State Department officials trotted Douglas around their corridors today for television interviews and an informal briefing with reporters. He backed the Obama administration’s drive to cut the number of nuclear weapons. It’s a cause he’s championed since producing and starring in the 1979 film “The China Syndrome” about the dangers of nuclear power generation.
Douglas also took the occasion to promote diplomacy -- and the funding that pays for it. Republicans in Congress are pressing for cuts in the State Department’s budget.
“Congress is way out of line,” Douglas told reporters. Diplomacy “takes a long time, it’s quiet, but it’s a lot cheaper than a war.”
The appeal from Douglas backs calls by Clinton in congressional hearings and public statements to preserve funding for the State Department’s diplomacy and foreign aid.
President Barack Obama has asked Congress for a 1 percent increase in funding for the State Department and its global programs to $47 billion for the year that started Oct. 1, not including $8.7 billion for Iraq after U.S. troops exit this year.
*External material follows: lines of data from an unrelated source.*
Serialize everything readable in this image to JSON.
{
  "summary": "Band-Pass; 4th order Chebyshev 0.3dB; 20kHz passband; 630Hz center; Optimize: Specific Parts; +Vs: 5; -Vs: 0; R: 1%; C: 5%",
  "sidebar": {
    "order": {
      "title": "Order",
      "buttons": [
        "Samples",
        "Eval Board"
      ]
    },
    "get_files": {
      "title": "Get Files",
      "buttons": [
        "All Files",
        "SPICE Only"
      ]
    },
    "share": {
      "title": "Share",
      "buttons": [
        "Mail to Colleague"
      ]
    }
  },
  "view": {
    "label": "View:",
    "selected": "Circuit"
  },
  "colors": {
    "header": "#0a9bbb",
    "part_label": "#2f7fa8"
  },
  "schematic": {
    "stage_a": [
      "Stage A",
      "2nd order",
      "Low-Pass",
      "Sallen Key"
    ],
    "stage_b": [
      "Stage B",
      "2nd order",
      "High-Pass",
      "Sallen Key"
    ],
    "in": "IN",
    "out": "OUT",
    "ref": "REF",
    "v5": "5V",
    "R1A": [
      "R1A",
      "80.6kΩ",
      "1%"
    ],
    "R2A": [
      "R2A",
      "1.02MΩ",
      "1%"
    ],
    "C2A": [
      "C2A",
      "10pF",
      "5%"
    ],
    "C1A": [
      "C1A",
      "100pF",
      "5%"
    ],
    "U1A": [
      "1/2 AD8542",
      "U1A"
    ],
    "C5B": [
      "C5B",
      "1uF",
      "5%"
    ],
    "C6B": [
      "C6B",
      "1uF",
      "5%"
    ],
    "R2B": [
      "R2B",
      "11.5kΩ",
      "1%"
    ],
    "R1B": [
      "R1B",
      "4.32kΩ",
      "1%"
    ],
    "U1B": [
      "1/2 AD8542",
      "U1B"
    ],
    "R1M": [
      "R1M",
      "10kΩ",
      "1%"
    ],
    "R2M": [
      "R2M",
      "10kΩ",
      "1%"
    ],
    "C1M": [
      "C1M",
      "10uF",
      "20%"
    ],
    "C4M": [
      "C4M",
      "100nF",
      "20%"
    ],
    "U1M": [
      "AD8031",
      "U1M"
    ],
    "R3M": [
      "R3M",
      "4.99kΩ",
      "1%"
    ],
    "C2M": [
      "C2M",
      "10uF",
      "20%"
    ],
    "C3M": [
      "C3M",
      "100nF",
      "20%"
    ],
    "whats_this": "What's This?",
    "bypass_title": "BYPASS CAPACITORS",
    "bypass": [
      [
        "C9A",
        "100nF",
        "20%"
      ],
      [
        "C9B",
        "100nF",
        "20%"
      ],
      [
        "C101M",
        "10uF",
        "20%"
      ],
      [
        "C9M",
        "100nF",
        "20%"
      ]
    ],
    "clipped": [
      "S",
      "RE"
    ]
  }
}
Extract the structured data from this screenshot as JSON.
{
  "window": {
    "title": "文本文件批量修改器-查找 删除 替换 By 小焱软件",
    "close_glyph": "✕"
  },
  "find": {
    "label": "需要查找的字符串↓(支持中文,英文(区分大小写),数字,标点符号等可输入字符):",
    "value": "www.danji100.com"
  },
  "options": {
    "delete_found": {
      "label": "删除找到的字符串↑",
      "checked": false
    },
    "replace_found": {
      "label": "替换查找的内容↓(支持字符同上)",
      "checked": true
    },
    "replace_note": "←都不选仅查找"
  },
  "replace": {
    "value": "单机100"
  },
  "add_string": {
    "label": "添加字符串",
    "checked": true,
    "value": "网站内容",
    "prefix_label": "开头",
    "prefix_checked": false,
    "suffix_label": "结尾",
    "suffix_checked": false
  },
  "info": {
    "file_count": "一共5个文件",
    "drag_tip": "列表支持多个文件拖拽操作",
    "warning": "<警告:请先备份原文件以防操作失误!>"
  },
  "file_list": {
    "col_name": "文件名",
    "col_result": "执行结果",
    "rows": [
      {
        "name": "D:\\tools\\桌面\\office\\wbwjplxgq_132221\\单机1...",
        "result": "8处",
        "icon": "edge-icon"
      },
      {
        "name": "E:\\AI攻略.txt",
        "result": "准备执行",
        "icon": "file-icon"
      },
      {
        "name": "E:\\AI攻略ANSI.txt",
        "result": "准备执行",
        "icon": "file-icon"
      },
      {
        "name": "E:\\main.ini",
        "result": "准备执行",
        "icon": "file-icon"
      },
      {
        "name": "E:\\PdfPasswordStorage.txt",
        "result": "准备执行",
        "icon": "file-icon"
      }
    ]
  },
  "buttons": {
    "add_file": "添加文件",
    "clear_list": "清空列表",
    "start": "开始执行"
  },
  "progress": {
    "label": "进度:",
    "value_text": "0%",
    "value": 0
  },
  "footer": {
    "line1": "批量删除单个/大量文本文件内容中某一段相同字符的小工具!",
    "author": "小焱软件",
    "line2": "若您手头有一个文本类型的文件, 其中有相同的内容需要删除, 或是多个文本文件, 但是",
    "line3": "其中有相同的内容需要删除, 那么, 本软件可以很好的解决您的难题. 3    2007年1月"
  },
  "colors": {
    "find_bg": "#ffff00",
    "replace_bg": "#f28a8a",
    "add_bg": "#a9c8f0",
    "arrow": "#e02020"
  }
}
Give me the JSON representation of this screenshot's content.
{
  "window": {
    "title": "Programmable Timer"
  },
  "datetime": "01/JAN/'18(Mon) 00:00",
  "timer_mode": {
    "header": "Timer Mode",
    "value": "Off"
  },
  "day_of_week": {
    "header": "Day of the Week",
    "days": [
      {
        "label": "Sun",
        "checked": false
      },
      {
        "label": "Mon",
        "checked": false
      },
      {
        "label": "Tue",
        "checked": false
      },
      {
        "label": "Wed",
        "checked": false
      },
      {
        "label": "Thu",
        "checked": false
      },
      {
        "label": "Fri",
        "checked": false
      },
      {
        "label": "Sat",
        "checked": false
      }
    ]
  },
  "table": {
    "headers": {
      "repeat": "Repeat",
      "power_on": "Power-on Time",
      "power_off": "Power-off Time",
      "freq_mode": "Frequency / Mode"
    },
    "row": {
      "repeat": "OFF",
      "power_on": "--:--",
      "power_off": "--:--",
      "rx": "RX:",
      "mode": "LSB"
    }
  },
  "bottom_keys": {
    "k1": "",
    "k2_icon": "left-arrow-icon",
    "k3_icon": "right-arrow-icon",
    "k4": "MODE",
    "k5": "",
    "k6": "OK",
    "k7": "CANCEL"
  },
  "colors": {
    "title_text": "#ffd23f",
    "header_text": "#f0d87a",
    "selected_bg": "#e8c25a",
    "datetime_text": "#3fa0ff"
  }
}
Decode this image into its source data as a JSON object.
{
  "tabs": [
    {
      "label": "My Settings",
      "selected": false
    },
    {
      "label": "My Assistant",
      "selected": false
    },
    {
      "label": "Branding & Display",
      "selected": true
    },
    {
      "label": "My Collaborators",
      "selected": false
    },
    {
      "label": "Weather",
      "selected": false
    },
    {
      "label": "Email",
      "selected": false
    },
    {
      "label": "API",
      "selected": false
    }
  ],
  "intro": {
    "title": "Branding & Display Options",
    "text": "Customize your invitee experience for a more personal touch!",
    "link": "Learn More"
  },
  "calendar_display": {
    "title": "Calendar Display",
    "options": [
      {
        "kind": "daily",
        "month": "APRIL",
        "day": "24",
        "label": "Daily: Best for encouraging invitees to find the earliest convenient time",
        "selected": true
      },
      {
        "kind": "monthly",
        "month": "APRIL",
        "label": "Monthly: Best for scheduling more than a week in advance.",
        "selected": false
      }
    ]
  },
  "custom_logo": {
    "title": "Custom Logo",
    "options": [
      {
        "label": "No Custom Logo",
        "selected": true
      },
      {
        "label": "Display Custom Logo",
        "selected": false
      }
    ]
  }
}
The U.S. spent an average of $11.6 billion a month for the wars in Afghanistan and Iraq during the 10 months ended July 30.
Congressional Republicans also are fighting Obama’s push for further cuts in nuclear weapons after he won ratification last year of the New Strategic Arms Reduction Treaty. The opposition makes further limits on nuclear materials an unlikely prospect before next year’s presidential election.
Douglas was shown around the State Department by Deputy Secretary of State Thomas Nides and Undersecretary of State for Arms Control and International Security Ellen Tauscher. Secretary of State Hillary Clinton has no public appointments this week due to the death of her mother.
Douglas, a board member of the San Francisco-based Ploughshares Fund group that campaigns for the elimination of nuclear weapons, said the specter of Iran gaining atomic arms and Pakistan losing control of its arsenal amid regional turmoil are key arguments for reducing the global stockpile.
“We were all hopeful and optimistic with the Start treaty being ratified,” he said. “Things have bogged down a little bit.”